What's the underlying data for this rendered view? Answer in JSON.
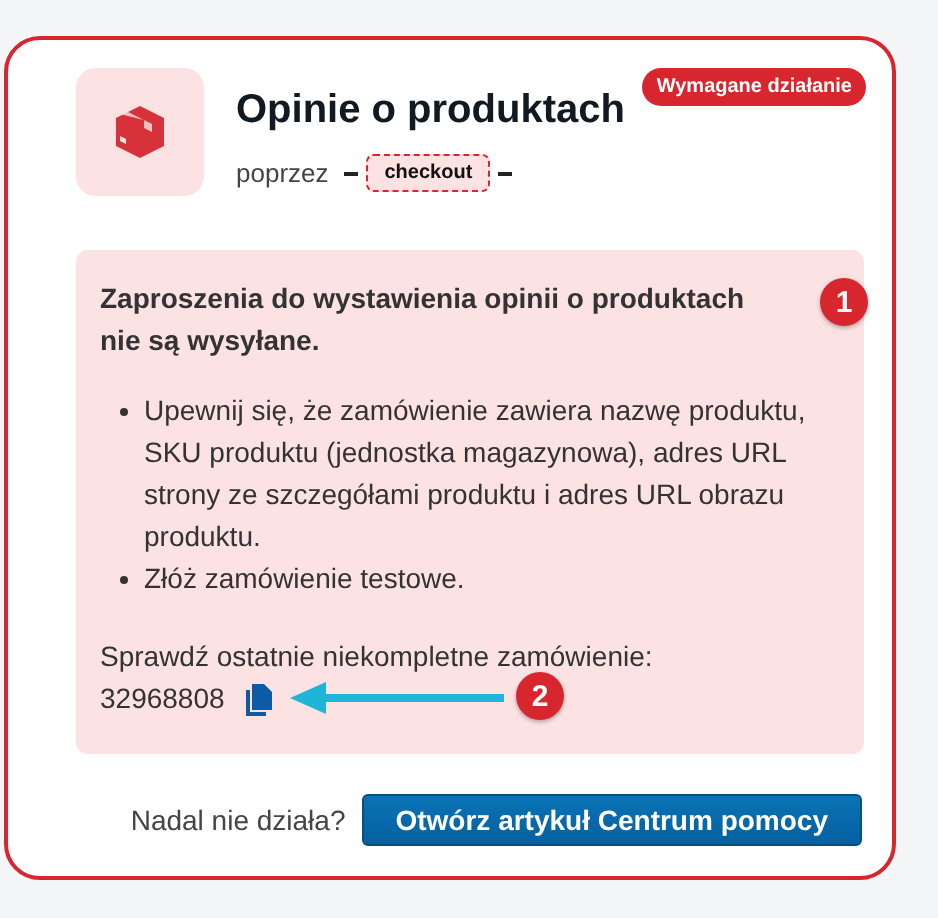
{
  "card": {
    "title": "Opinie o produktach",
    "badge": "Wymagane działanie",
    "source_label": "poprzez",
    "source_tag": "checkout"
  },
  "alert": {
    "heading": "Zaproszenia do wystawienia opinii o produktach nie są wysyłane.",
    "bullets": [
      "Upewnij się, że zamówienie zawiera nazwę produktu, SKU produktu (jednostka magazynowa), adres URL strony ze szczegółami produktu i adres URL obrazu produktu.",
      "Złóż zamówienie testowe."
    ],
    "check_label": "Sprawdź ostatnie niekompletne zamówienie:",
    "order_number": "32968808"
  },
  "annotations": [
    "1",
    "2"
  ],
  "footer": {
    "question": "Nadal nie działa?",
    "button": "Otwórz artykuł Centrum pomocy"
  }
}
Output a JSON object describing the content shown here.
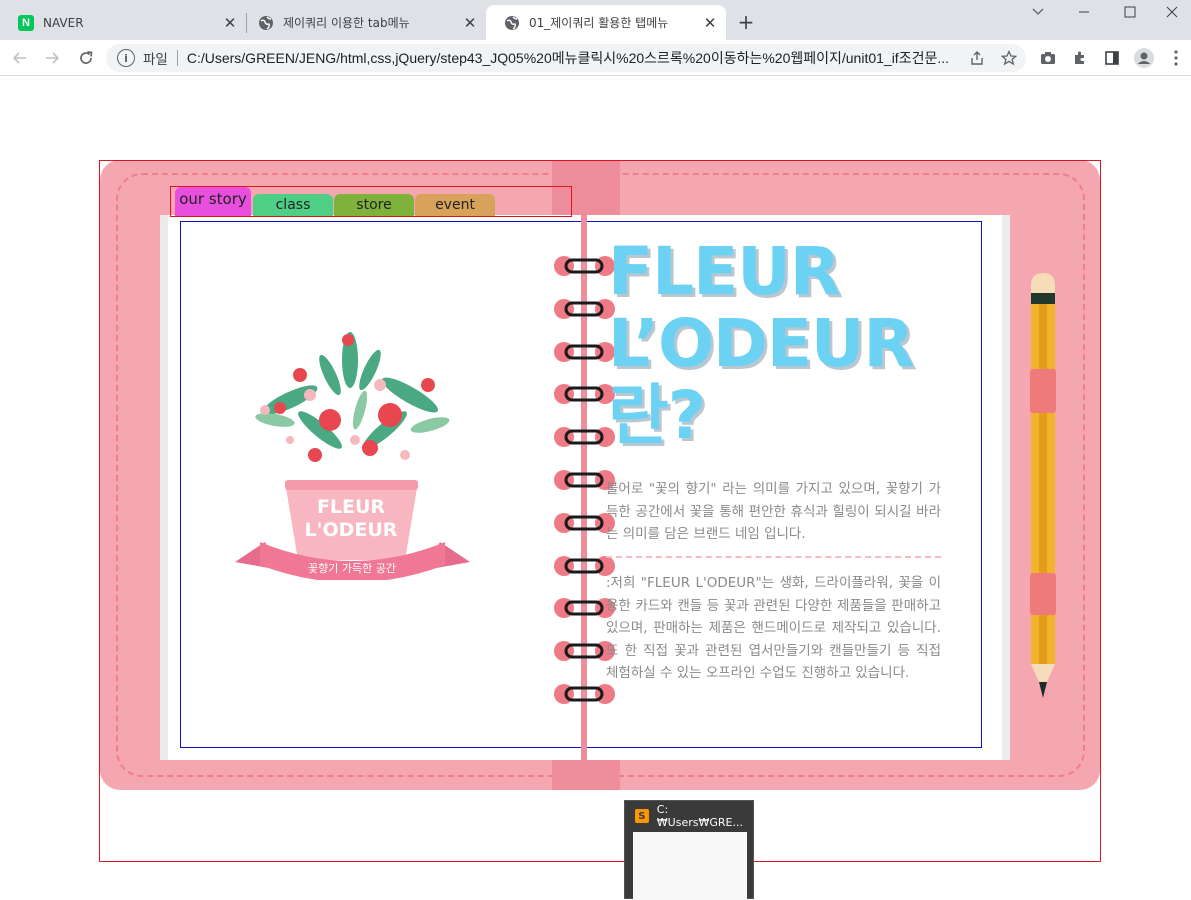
{
  "browser": {
    "tabs": [
      {
        "title": "NAVER",
        "icon": "naver-icon"
      },
      {
        "title": "제이쿼리 이용한 tab메뉴",
        "icon": "globe-icon"
      },
      {
        "title": "01_제이쿼리 활용한 탭메뉴",
        "icon": "globe-icon",
        "active": true
      }
    ],
    "new_tab_label": "+",
    "address": {
      "scheme_label": "파일",
      "url": "C:/Users/GREEN/JENG/html,css,jQuery/step43_JQ05%20메뉴클릭시%20스르록%20이동하는%20웹페이지/unit01_if조건문..."
    }
  },
  "page": {
    "tab_menu": [
      {
        "label": "our story",
        "color": "#e84fdd",
        "active": true
      },
      {
        "label": "class",
        "color": "#4fcf85"
      },
      {
        "label": "store",
        "color": "#7fb23a"
      },
      {
        "label": "event",
        "color": "#d8a25a"
      }
    ],
    "illustration": {
      "brand_line1": "FLEUR",
      "brand_line2": "L'ODEUR",
      "ribbon_text": "꽃향기 가득한 공간"
    },
    "title_lines": [
      "FLEUR",
      "L’ODEUR",
      "란?"
    ],
    "paragraph1": "불어로 \"꽃의 향기\" 라는 의미를 가지고 있으며, 꽃향기 가득한 공간에서 꽃을 통해 편안한 휴식과 힐링이 되시길 바라는 의미를 담은 브랜드 네임 입니다.",
    "paragraph2": ":저희 \"FLEUR L'ODEUR\"는 생화, 드라이플라워, 꽃을 이용한 카드와 캔들 등 꽃과 관련된 다양한 제품들을 판매하고 있으며, 판매하는 제품은 핸드메이드로 제작되고 있습니다. 또 한 직접 꽃과 관련된 엽서만들기와 캔들만들기 등 직접 체험하실 수 있는 오프라인 수업도 진행하고 있습니다.",
    "colors": {
      "planner": "#f5a7b1",
      "title": "#6cd2f4",
      "text": "#8a8a8a"
    }
  },
  "taskbar_preview": {
    "title": "C:₩Users₩GRE..."
  }
}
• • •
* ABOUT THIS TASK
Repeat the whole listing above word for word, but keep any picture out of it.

* ANSWER TO THIS TASK
What's the underlying data for this rendered view? Answer in JSON.
{
  "card": {
    "title": "Opinie o produktach",
    "badge": "Wymagane działanie",
    "source_label": "poprzez",
    "source_tag": "checkout"
  },
  "alert": {
    "heading": "Zaproszenia do wystawienia opinii o produktach nie są wysyłane.",
    "bullets": [
      "Upewnij się, że zamówienie zawiera nazwę produktu, SKU produktu (jednostka magazynowa), adres URL strony ze szczegółami produktu i adres URL obrazu produktu.",
      "Złóż zamówienie testowe."
    ],
    "check_label": "Sprawdź ostatnie niekompletne zamówienie:",
    "order_number": "32968808"
  },
  "annotations": [
    "1",
    "2"
  ],
  "footer": {
    "question": "Nadal nie działa?",
    "button": "Otwórz artykuł Centrum pomocy"
  }
}
Output a JSON object describing the content shown here.
{
  "browser": {
    "tabs": [
      {
        "title": "NAVER",
        "icon": "naver-icon"
      },
      {
        "title": "제이쿼리 이용한 tab메뉴",
        "icon": "globe-icon"
      },
      {
        "title": "01_제이쿼리 활용한 탭메뉴",
        "icon": "globe-icon",
        "active": true
      }
    ],
    "new_tab_label": "+",
    "address": {
      "scheme_label": "파일",
      "url": "C:/Users/GREEN/JENG/html,css,jQuery/step43_JQ05%20메뉴클릭시%20스르록%20이동하는%20웹페이지/unit01_if조건문..."
    }
  },
  "page": {
    "tab_menu": [
      {
        "label": "our story",
        "color": "#e84fdd",
        "active": true
      },
      {
        "label": "class",
        "color": "#4fcf85"
      },
      {
        "label": "store",
        "color": "#7fb23a"
      },
      {
        "label": "event",
        "color": "#d8a25a"
      }
    ],
    "illustration": {
      "brand_line1": "FLEUR",
      "brand_line2": "L'ODEUR",
      "ribbon_text": "꽃향기 가득한 공간"
    },
    "title_lines": [
      "FLEUR",
      "L’ODEUR",
      "란?"
    ],
    "paragraph1": "불어로 \"꽃의 향기\" 라는 의미를 가지고 있으며, 꽃향기 가득한 공간에서 꽃을 통해 편안한 휴식과 힐링이 되시길 바라는 의미를 담은 브랜드 네임 입니다.",
    "paragraph2": ":저희 \"FLEUR L'ODEUR\"는 생화, 드라이플라워, 꽃을 이용한 카드와 캔들 등 꽃과 관련된 다양한 제품들을 판매하고 있으며, 판매하는 제품은 핸드메이드로 제작되고 있습니다. 또 한 직접 꽃과 관련된 엽서만들기와 캔들만들기 등 직접 체험하실 수 있는 오프라인 수업도 진행하고 있습니다.",
    "colors": {
      "planner": "#f5a7b1",
      "title": "#6cd2f4",
      "text": "#8a8a8a"
    }
  },
  "taskbar_preview": {
    "title": "C:₩Users₩GRE..."
  }
}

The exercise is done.